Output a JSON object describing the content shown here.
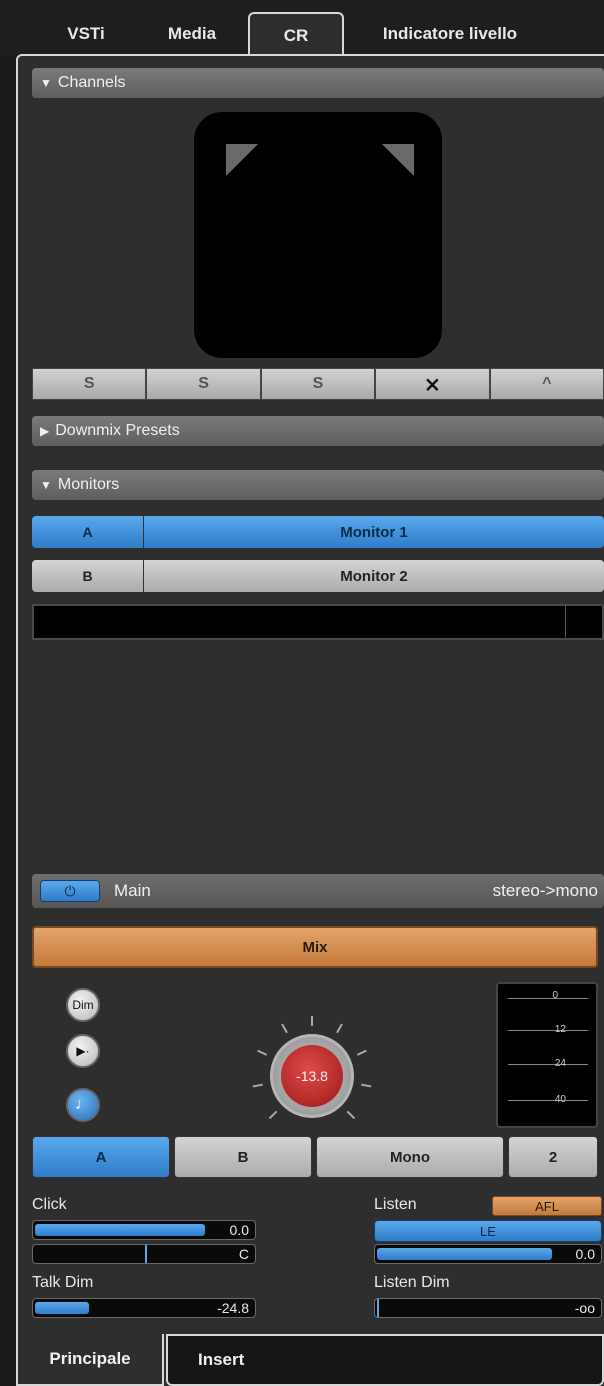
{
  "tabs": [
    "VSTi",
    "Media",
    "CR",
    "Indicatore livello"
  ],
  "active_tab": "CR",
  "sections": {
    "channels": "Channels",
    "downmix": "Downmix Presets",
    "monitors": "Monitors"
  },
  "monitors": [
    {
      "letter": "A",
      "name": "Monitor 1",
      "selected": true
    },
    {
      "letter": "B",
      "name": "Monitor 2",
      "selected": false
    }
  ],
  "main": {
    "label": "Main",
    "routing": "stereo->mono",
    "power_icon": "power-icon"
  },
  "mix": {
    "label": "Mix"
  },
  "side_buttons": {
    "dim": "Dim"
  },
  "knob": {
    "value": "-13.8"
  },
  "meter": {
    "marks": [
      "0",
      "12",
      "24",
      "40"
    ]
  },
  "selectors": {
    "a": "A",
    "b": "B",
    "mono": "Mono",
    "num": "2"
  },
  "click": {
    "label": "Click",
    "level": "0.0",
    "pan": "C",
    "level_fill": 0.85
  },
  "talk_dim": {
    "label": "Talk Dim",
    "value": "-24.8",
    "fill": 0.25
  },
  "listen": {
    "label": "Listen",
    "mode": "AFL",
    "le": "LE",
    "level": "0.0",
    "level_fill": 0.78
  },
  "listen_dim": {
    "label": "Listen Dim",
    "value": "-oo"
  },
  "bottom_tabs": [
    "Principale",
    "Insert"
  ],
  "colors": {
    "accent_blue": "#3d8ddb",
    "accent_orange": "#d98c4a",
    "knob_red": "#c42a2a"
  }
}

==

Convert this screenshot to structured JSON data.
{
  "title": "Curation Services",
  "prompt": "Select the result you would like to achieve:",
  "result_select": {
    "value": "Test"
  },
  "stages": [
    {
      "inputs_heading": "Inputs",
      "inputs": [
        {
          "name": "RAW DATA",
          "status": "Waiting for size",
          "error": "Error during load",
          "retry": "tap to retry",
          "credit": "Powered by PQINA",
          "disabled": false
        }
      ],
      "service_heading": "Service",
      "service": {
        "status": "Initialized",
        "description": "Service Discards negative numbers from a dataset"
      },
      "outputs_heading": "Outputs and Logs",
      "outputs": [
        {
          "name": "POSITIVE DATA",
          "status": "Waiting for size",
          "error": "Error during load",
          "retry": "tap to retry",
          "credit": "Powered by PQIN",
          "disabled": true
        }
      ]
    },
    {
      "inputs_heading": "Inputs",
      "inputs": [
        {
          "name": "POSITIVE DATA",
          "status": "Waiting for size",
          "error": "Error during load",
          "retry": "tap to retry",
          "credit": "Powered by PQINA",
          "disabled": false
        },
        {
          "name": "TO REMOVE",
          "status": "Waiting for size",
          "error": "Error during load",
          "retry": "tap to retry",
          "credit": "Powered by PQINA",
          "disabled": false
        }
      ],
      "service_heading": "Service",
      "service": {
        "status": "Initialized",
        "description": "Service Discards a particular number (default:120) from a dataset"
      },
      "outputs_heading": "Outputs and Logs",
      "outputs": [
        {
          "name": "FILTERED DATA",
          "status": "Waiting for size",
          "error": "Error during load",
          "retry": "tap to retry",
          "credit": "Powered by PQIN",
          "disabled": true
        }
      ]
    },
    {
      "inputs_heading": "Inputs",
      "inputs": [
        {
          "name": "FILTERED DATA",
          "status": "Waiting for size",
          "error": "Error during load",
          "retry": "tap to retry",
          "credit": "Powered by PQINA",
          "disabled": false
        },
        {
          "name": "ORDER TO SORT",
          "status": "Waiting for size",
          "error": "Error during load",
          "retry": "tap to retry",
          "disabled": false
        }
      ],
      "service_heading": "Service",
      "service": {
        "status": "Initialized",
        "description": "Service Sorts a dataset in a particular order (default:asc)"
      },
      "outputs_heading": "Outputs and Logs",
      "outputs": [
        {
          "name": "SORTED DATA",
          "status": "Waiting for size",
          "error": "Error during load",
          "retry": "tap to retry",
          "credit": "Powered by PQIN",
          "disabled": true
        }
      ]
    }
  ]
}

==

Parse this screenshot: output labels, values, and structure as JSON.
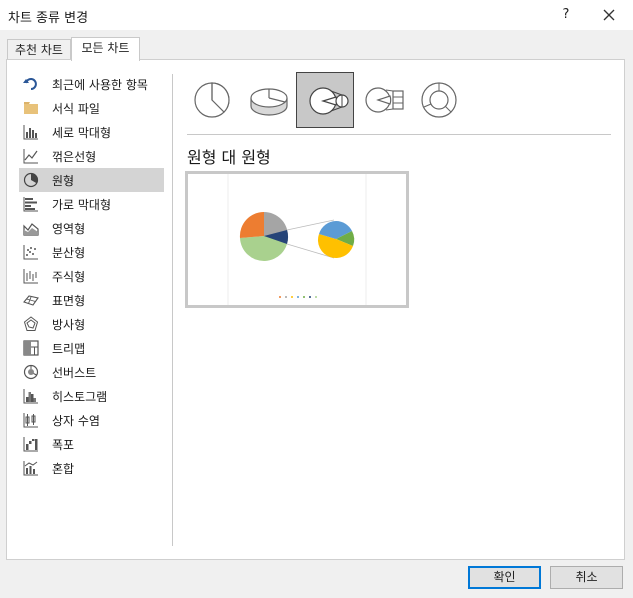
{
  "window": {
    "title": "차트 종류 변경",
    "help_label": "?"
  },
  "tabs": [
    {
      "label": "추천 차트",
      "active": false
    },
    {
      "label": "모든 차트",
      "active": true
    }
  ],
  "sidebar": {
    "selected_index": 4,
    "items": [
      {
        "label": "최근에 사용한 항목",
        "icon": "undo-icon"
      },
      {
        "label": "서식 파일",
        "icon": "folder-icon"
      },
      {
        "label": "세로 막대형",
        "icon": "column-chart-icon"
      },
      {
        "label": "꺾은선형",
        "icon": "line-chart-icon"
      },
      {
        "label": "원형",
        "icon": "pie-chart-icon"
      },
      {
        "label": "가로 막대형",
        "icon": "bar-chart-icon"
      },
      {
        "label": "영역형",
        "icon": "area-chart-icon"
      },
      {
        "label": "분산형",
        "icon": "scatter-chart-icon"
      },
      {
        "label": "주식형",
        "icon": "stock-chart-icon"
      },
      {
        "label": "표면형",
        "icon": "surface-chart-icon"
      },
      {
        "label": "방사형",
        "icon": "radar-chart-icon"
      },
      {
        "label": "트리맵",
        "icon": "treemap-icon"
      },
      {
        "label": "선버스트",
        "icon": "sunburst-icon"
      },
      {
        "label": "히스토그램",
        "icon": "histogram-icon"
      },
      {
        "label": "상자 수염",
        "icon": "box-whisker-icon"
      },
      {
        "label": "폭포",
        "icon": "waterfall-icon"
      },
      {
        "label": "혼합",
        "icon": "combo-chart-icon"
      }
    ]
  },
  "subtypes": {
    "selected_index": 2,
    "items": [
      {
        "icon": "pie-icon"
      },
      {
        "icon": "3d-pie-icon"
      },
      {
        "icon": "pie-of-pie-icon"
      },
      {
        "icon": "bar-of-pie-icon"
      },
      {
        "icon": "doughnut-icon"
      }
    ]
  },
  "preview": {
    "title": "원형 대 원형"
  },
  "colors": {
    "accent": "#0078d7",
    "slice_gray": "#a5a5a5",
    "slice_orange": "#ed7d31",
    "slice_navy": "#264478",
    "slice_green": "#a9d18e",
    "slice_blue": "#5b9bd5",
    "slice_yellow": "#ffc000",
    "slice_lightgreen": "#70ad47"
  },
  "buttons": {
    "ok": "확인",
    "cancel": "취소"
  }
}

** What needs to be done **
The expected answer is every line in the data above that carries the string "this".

** Answer below **
Convert this screenshot to structured JSON data.
Parse this screenshot: output labels, values, and structure as JSON.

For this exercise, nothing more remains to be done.